Each time the focus moves away from Tatum and Bullock — more specifically, from their rapid-fire comedic exchanges — it’s a drag, albeit a largely inoffensive one. However, every time the story returns to them and allows them to let loose, they each paint their characters’ worst moments (Alan’s well-intended idiocy and Loretta’s hardened terseness) with enough vulnerability that it becomes impossible not to enjoy their presence. Not only are they funny, but they’re funny in a deeply honest way, where each barb, each argument, and eventually, each action-packed moment of reconciliation, comes from a character-centric place.
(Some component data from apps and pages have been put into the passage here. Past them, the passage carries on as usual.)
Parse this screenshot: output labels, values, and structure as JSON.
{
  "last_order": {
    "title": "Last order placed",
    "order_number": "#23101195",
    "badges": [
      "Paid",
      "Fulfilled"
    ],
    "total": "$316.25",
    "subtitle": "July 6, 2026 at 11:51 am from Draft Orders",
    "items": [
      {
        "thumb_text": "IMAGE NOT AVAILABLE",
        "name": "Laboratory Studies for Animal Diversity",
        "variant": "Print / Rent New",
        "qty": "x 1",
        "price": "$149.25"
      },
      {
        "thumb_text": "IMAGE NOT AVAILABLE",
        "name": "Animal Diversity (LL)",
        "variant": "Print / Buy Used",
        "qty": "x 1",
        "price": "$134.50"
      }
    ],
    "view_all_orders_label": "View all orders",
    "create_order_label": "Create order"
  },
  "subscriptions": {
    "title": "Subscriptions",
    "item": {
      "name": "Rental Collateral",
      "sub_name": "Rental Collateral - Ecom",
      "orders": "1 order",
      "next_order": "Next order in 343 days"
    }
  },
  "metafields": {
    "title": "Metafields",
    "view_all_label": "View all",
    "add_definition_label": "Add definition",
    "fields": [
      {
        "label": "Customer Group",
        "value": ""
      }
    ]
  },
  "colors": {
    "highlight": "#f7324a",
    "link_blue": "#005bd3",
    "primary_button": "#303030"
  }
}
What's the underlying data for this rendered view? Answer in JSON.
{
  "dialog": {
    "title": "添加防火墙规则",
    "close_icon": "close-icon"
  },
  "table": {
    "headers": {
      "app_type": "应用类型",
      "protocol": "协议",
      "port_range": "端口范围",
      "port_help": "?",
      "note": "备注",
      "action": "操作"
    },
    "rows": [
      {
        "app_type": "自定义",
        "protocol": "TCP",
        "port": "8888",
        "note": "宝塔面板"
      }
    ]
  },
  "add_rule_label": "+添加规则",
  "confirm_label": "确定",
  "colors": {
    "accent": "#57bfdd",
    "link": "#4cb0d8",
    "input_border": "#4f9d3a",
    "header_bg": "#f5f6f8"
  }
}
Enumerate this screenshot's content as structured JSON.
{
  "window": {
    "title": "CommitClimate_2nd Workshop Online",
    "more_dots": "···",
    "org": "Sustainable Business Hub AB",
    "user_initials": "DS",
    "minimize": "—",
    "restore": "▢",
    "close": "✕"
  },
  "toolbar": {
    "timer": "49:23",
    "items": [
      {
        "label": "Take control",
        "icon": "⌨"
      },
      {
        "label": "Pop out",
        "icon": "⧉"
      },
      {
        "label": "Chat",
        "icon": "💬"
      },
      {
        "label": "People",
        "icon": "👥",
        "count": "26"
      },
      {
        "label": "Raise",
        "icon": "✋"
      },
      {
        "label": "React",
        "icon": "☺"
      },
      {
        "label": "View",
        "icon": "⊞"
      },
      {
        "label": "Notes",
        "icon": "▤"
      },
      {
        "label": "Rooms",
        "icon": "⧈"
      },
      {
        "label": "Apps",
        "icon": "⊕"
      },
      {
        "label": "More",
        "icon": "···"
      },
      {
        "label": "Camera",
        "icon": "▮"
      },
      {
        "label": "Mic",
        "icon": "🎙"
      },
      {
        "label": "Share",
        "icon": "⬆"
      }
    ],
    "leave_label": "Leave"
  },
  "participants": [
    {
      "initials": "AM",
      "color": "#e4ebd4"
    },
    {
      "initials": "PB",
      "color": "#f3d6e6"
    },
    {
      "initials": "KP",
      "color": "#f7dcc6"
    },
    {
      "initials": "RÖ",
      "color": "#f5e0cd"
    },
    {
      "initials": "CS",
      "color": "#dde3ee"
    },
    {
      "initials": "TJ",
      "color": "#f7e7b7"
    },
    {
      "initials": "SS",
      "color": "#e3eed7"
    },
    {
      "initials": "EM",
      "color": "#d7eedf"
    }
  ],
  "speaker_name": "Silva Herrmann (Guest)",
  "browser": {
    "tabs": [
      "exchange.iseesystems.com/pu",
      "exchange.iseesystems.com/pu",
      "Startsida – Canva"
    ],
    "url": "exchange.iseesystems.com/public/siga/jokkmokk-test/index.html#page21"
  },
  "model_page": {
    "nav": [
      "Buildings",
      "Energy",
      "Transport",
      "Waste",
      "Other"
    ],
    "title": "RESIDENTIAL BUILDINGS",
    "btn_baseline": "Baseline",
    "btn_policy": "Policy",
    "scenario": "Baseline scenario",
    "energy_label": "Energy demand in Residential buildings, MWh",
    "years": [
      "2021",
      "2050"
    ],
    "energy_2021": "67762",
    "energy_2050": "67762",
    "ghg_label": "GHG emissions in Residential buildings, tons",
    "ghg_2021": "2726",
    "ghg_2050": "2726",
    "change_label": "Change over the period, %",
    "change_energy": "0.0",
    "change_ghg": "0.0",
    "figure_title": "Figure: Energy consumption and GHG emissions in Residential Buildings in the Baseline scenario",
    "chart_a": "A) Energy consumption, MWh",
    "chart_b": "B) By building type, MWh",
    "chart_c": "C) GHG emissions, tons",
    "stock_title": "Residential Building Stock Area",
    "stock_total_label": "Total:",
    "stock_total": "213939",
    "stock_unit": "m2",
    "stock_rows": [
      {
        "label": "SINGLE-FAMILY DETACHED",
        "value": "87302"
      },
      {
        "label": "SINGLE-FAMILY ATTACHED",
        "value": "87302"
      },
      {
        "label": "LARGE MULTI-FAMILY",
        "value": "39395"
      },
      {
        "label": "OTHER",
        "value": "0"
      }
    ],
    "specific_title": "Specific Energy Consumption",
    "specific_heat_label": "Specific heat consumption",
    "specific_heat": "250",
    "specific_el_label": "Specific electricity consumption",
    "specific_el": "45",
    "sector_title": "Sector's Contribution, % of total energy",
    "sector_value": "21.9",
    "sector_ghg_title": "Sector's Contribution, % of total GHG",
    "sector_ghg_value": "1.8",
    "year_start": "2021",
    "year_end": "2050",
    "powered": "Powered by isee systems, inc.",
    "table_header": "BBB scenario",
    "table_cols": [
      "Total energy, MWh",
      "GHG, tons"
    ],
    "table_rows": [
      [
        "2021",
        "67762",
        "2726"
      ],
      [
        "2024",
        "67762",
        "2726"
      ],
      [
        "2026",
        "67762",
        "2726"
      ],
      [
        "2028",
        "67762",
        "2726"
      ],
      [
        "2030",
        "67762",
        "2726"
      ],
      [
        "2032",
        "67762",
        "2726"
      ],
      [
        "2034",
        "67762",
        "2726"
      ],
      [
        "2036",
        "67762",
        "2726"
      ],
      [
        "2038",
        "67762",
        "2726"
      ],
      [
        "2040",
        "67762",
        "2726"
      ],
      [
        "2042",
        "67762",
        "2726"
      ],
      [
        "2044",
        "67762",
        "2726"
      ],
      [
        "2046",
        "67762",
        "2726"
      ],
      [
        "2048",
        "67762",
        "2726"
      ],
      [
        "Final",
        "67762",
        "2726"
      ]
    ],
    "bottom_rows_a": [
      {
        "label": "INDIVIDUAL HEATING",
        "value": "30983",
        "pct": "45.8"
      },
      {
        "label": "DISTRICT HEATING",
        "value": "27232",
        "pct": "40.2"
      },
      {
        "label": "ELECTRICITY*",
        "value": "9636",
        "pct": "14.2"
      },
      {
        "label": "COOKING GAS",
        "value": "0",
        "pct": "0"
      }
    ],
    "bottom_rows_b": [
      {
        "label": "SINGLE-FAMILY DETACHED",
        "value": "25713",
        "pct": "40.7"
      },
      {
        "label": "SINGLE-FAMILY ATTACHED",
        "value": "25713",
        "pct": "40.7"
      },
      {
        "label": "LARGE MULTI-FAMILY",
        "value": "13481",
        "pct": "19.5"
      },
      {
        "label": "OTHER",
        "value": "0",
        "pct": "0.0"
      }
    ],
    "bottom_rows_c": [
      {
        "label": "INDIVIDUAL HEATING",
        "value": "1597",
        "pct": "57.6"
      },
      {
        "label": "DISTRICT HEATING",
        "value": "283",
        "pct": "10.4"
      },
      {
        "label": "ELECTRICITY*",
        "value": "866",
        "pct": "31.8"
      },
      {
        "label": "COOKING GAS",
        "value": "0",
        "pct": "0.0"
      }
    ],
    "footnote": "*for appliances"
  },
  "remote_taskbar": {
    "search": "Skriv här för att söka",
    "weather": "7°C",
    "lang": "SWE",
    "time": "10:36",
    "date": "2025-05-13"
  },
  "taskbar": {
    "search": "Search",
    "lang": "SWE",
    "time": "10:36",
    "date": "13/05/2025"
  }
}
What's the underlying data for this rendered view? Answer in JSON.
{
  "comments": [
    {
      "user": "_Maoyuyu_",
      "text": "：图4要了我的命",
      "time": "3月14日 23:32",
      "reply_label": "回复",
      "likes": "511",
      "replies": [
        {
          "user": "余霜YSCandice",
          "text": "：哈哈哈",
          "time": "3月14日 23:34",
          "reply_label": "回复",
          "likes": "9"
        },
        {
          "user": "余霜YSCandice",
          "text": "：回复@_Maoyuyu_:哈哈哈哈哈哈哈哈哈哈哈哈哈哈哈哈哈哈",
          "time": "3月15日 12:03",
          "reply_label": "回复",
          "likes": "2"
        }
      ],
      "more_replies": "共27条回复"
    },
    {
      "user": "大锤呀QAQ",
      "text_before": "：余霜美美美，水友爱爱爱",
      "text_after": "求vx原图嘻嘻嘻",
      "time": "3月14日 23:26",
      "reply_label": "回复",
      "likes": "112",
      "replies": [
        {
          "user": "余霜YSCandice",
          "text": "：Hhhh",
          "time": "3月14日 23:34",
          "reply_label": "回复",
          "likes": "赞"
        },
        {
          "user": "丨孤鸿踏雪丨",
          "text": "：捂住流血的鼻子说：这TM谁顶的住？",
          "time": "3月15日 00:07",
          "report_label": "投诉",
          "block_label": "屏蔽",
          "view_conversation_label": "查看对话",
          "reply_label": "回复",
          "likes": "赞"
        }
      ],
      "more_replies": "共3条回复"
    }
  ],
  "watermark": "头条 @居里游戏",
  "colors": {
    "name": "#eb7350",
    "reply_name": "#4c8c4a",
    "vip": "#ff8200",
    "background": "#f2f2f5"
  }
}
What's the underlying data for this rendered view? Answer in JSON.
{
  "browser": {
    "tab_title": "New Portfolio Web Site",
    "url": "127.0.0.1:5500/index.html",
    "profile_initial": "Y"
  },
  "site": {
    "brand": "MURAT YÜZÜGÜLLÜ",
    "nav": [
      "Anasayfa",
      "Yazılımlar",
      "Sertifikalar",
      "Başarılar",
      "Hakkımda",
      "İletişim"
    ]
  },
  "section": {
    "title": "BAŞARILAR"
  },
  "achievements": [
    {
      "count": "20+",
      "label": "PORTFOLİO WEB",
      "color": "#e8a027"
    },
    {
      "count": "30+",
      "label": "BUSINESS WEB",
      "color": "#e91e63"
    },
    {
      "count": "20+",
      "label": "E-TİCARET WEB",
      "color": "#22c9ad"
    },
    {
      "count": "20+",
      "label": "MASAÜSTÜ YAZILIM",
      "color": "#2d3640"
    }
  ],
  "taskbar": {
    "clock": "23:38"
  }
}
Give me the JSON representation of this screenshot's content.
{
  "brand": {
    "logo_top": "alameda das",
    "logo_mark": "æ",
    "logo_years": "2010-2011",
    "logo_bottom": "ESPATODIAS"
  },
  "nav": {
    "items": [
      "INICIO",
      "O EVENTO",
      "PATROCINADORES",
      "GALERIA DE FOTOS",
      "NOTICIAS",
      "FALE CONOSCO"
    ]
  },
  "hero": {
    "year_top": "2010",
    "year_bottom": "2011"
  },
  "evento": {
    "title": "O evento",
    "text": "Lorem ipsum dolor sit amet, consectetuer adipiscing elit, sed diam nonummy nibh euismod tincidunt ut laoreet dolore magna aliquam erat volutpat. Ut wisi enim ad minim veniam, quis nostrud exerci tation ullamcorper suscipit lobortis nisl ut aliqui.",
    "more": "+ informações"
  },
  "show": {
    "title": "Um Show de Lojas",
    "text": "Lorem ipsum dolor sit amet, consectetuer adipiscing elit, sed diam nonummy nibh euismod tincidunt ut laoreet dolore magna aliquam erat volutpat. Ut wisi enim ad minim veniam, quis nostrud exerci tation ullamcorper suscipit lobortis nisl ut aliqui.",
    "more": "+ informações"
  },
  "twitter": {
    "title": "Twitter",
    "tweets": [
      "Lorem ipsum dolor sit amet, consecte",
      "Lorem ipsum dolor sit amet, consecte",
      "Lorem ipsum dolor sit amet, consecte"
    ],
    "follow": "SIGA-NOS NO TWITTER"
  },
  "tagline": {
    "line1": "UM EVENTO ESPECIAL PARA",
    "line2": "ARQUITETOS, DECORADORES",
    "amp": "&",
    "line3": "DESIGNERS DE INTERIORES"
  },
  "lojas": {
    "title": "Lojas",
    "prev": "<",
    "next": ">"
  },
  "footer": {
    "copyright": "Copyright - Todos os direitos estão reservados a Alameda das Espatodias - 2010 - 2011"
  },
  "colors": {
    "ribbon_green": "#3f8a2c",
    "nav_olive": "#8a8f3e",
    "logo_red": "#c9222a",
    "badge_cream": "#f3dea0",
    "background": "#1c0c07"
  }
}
The Lost City is bland and messy whenever Sandra Bullock and Channing Tatum aren’t on screen. Thankfully, their comedic banter is front and center for most of the film, with Bullock, playing a kidnapped smut author, showing why she still excels at action and romance, and Tatum playing her well-meaning cover model, proving once again that he’s Hollywood’s greatest Himbo.